*** MATERIAL FOR THIS TASK Section Begins ***
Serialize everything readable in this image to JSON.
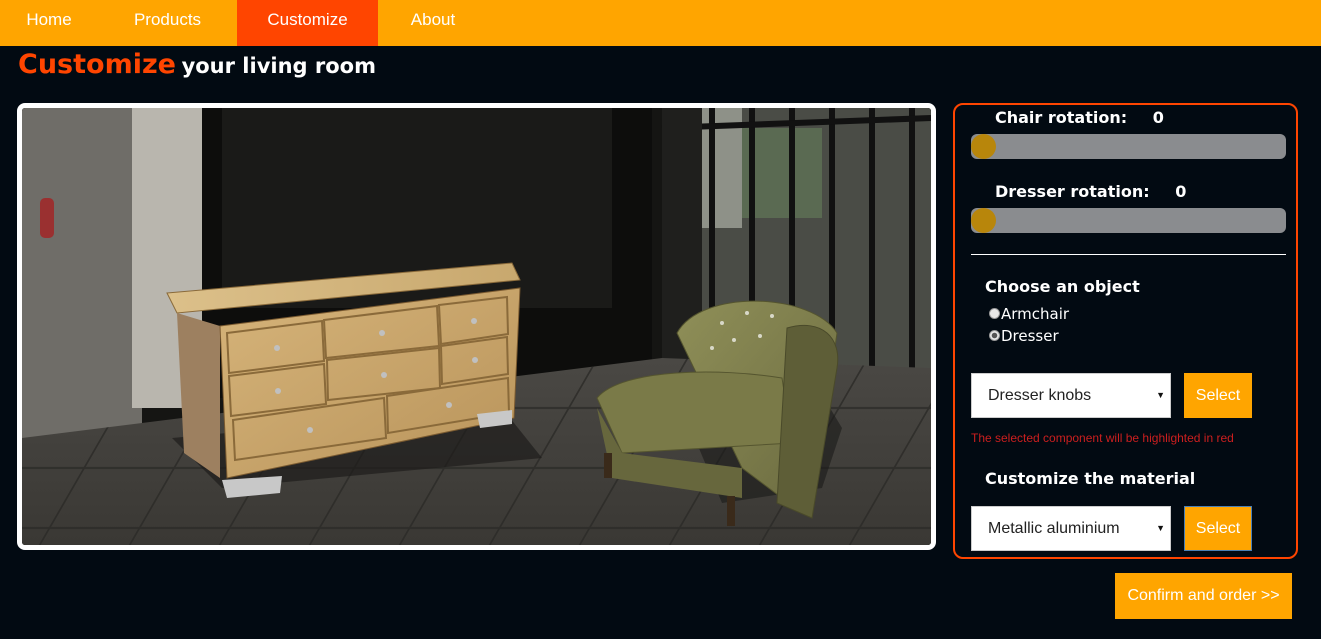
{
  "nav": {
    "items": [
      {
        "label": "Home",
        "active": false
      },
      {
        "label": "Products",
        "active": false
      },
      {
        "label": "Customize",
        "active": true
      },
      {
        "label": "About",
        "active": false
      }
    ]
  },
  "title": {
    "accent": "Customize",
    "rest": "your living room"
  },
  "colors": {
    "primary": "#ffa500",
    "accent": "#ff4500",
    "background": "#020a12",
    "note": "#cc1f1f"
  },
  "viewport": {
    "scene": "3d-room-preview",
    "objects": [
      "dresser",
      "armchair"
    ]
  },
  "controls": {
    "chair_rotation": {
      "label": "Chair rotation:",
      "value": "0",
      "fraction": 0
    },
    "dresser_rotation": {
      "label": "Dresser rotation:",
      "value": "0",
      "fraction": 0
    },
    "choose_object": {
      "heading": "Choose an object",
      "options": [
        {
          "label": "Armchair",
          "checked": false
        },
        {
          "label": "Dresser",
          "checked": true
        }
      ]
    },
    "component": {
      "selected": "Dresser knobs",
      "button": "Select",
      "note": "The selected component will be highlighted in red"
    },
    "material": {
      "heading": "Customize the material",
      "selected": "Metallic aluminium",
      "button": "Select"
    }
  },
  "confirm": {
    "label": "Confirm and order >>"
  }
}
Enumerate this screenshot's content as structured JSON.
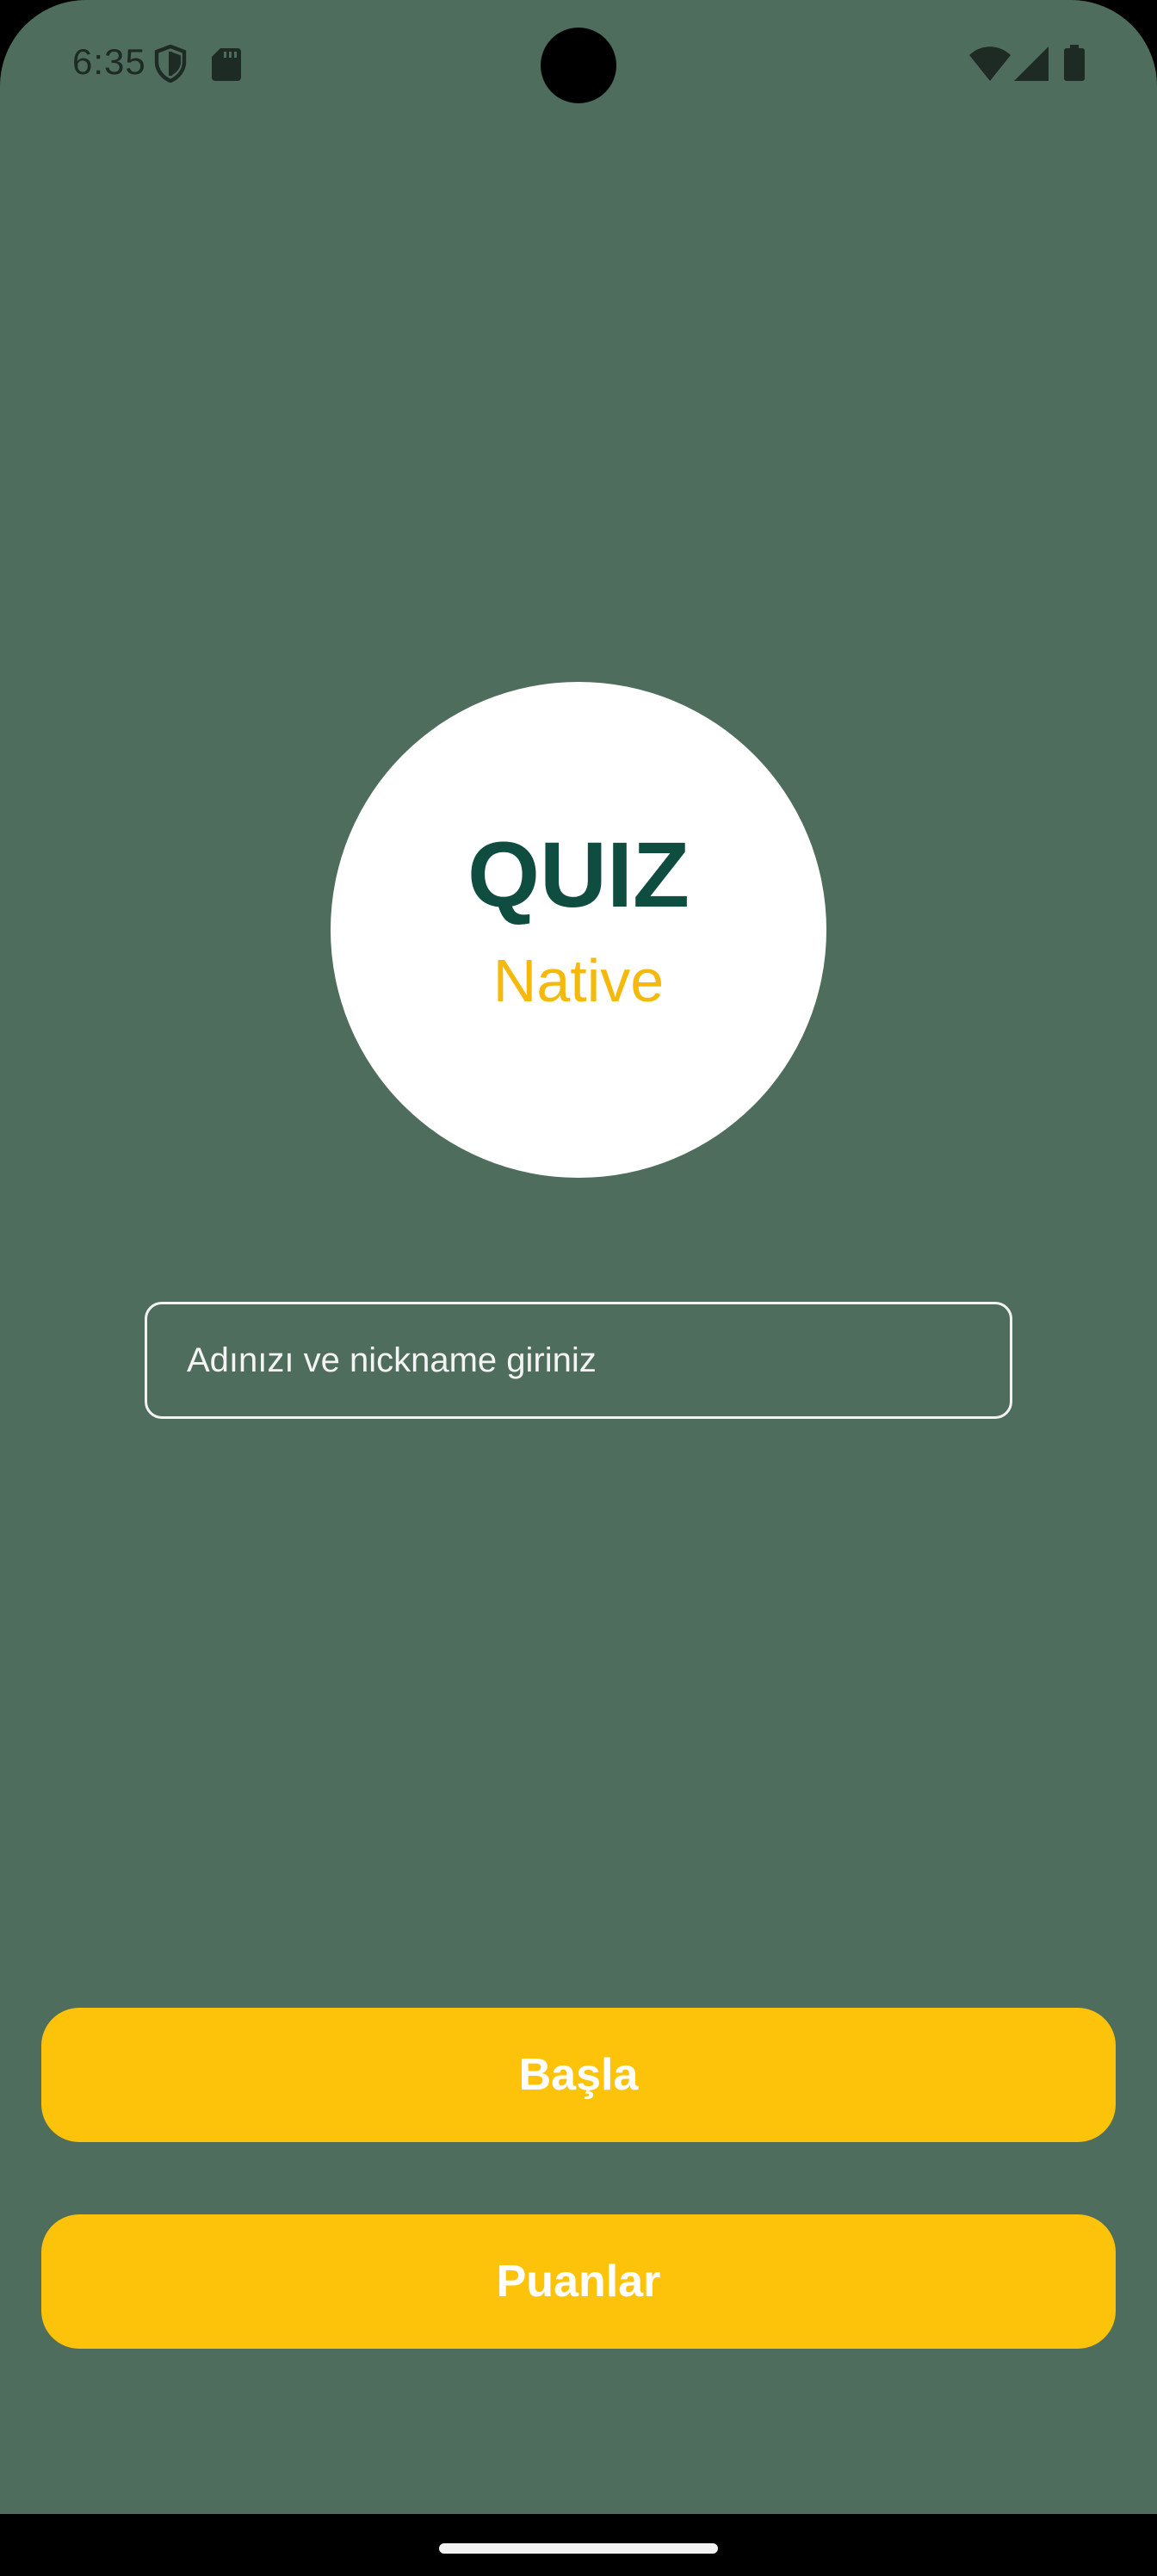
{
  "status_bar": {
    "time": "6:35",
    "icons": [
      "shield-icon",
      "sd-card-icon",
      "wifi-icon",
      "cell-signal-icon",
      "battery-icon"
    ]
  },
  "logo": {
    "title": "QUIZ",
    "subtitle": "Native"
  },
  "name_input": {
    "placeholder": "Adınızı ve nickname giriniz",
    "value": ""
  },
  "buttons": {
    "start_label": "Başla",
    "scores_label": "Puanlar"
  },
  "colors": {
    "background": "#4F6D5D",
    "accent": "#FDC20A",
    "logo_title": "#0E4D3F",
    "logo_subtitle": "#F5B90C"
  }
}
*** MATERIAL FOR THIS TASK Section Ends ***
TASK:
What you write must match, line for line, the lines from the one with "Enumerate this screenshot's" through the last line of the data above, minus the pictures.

EXERCISE RESPONSE:
Enumerate this screenshot's content as structured JSON.
{
  "status_bar": {
    "time": "6:35",
    "icons": [
      "shield-icon",
      "sd-card-icon",
      "wifi-icon",
      "cell-signal-icon",
      "battery-icon"
    ]
  },
  "logo": {
    "title": "QUIZ",
    "subtitle": "Native"
  },
  "name_input": {
    "placeholder": "Adınızı ve nickname giriniz",
    "value": ""
  },
  "buttons": {
    "start_label": "Başla",
    "scores_label": "Puanlar"
  },
  "colors": {
    "background": "#4F6D5D",
    "accent": "#FDC20A",
    "logo_title": "#0E4D3F",
    "logo_subtitle": "#F5B90C"
  }
}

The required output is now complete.